• In certain circumstances the recommendations in this answer would not work. For example, what if the true relationship is Y = B + E = V/3000 + V*D? Then the variables happen to have high correlation due to the ranges of V and D in the dataset--which is (or can be) pure accident--while throwing away either one of B or E will result in the wrong model. In short, "dependence" is not in general a valid reason for removing some variables from a model; including strongly dependent variables does not necessarily "weaken" a model; PCA is not always the way out. – whuber Nov 26 '10 at 17:49
• @whuber, I am not sure I agree with your comments. I would think "dependence" is in general a pretty valid reason for removing some variables from a regression model. Otherwise, your regression coefficients can't be reliable. In the example you use that would be problematic for regression, one simple solution is to use the entire expression (V/3000 + V*D) as a single variable. – Sympa Nov 26 '10 at 18:35
• More generally, if the model is beta1*(V/3000) + beta2*(VD) you can't do this: in other words, your suggestion presumes you know a linear constraint among the coefficients. It is true that the regression coefficients can have *relatively large VIFs or standard errors, but with sufficient amounts of data--or with well chosen observations--the estimates will be reliable enough. So, we agree there is a problem and indeed I agree with your solution as one of several alternatives to consider. I disagree that it is as general and necessary as you make it out to be. – whuber Nov 26 '10 at 19:00

Here is an answer from the point of view of a machine learner, although I am afraid that I'll be beaten by real statisticians for it.

Is it possible for me to just "throw away" one of the variables?

Well, the question is what type of model you want to use for prediction.
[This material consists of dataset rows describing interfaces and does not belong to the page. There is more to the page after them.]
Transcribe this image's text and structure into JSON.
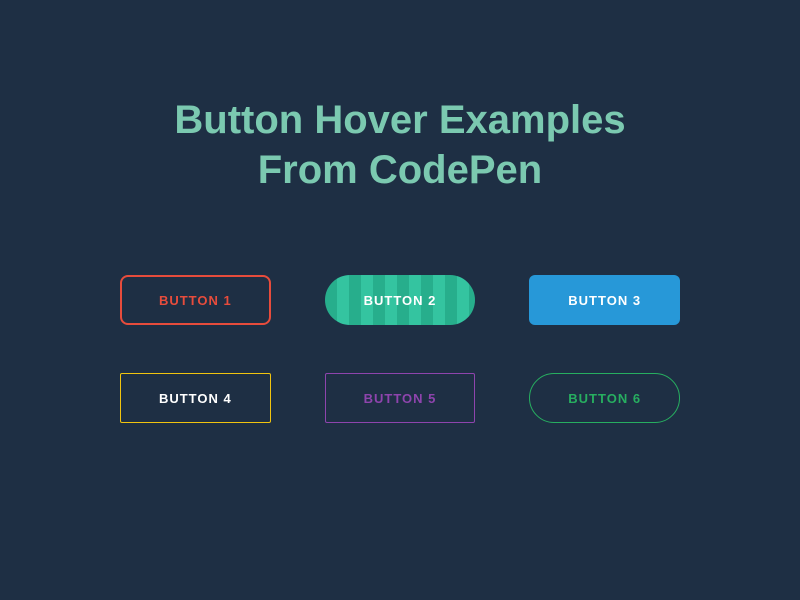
{
  "title": "Button Hover Examples\nFrom CodePen",
  "buttons": {
    "btn1": "BUTTON 1",
    "btn2": "BUTTON 2",
    "btn3": "BUTTON 3",
    "btn4": "BUTTON 4",
    "btn5": "BUTTON 5",
    "btn6": "BUTTON 6"
  }
}
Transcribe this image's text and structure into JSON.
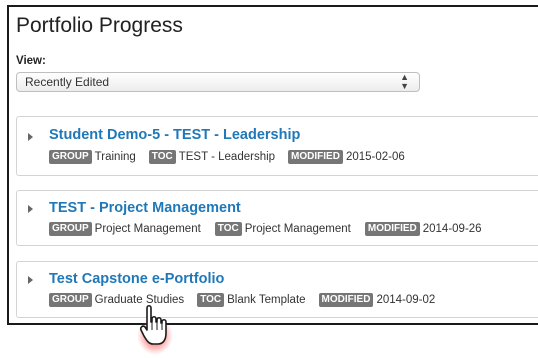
{
  "page": {
    "title": "Portfolio Progress",
    "view_label": "View:",
    "view_select": {
      "value": "Recently Edited",
      "icon": "updown-arrows-icon"
    }
  },
  "badges": {
    "group": "GROUP",
    "toc": "TOC",
    "modified": "MODIFIED"
  },
  "portfolios": [
    {
      "name": "Student Demo-5 - TEST - Leadership",
      "group": "Training",
      "toc": "TEST - Leadership",
      "modified": "2015-02-06"
    },
    {
      "name": "TEST - Project Management",
      "group": "Project Management",
      "toc": "Project Management",
      "modified": "2014-09-26"
    },
    {
      "name": "Test Capstone e-Portfolio",
      "group": "Graduate Studies",
      "toc": "Blank Template",
      "modified": "2014-09-02"
    }
  ],
  "colors": {
    "link": "#1f78b8",
    "badge": "#767676",
    "cursor_glow": "#e8101a"
  }
}
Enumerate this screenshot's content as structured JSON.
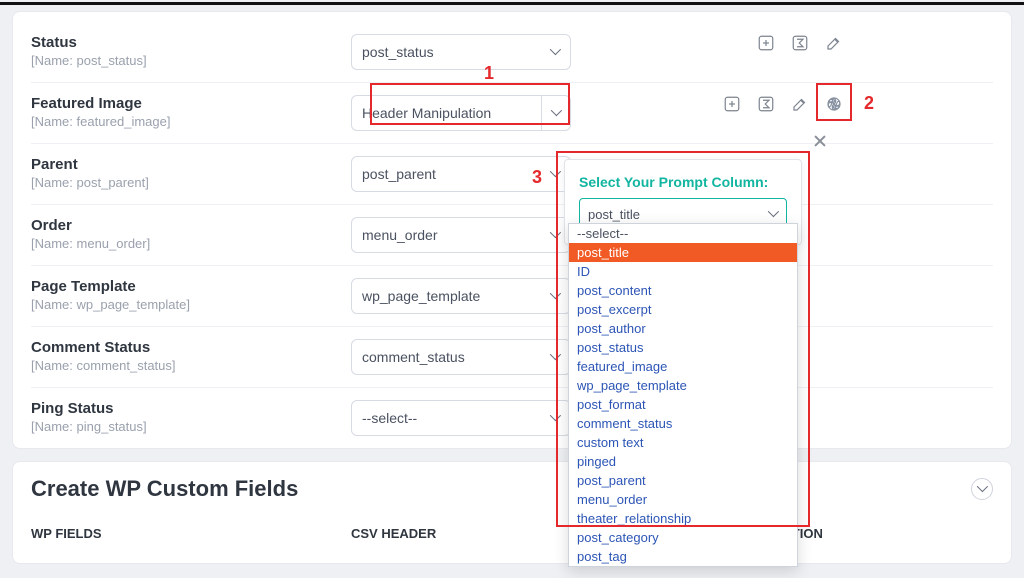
{
  "rows": [
    {
      "label": "Status",
      "name": "post_status",
      "value": "post_status"
    },
    {
      "label": "Featured Image",
      "name": "featured_image",
      "value": "Header Manipulation"
    },
    {
      "label": "Parent",
      "name": "post_parent",
      "value": "post_parent"
    },
    {
      "label": "Order",
      "name": "menu_order",
      "value": "menu_order"
    },
    {
      "label": "Page Template",
      "name": "wp_page_template",
      "value": "wp_page_template"
    },
    {
      "label": "Comment Status",
      "name": "comment_status",
      "value": "comment_status"
    },
    {
      "label": "Ping Status",
      "name": "ping_status",
      "value": "--select--"
    }
  ],
  "name_prefix": "[Name: ",
  "name_suffix": "]",
  "popup": {
    "title": "Select Your Prompt Column:",
    "value": "post_title",
    "options": [
      "--select--",
      "post_title",
      "ID",
      "post_content",
      "post_excerpt",
      "post_author",
      "post_status",
      "featured_image",
      "wp_page_template",
      "post_format",
      "comment_status",
      "custom text",
      "pinged",
      "post_parent",
      "menu_order",
      "theater_relationship",
      "post_category",
      "post_tag"
    ],
    "selected_index": 1
  },
  "annotations": {
    "n1": "1",
    "n2": "2",
    "n3": "3"
  },
  "section2": {
    "title": "Create WP Custom Fields",
    "col1": "WP FIELDS",
    "col2": "CSV HEADER",
    "col3": "ACTION"
  },
  "icons": [
    "plus",
    "sigma",
    "edit",
    "openai"
  ]
}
It depends e.g. on ...

• can the model with correlated predictors ? E.g. although NaiveBayes theoretically has problems with correlated variables, experiments have shown that it still can perform well.
• how does the model process the predictor variables ? E.g. the difference between B and V will be normalized out in a probability density estimation, maybe the same for E and V depending on the variance of D (as euphoria already said)
• which usage combination of B and E (one, none, both) delivers the best result, estimated by a mindful crossvalidation + a test on a holdout set ?

Sometimes we machine learners even perform genetic optimization to find the best arithmetic combination of a set of predictors.

B is a linear transform of V. E represents an interaction between V and D. Have you considered specifying a model that is Y = Intercept + V + D + V:D? As @euphoria83 suggests, it seems likely that there is little variation in D, so it may not solve your problem; however it should at least make the independent contributions of V and D clear. Be sure to center both V and D beforehand.

• +1: Not only is this suggestion a good approach to the problem in question, it shows that throwing away variables is not always the right (or even a good) approach to solving collinearity problems. – whuber Nov 26 '10 at 17:52

If D is not a constant, then B and E are effectively two different variables because of the variations in D. The high correlation indicates that D is practically constant throughout the training data. If that is the case, then you can discard either B or E.

• Well D itself is a another equation that is calculated by other variables: $D = \frac{n_1}{2} * \frac{N_2}{n_2}$. Does this still apply? – TheCloudlessSky Nov 26 '10 at 1:25
• If you discard B or E and treat them as equivalent then you are implicitly asserting that V is all that really matters. If that is the case, you would be better off retaining B in the model as its interpretation is clear. Further, if you retain E, but D actually has limited variance, the validity of the interpretation of your results would even more suspect (than usual) for different values of D. – russellpierce Nov 26 '10 at 3:44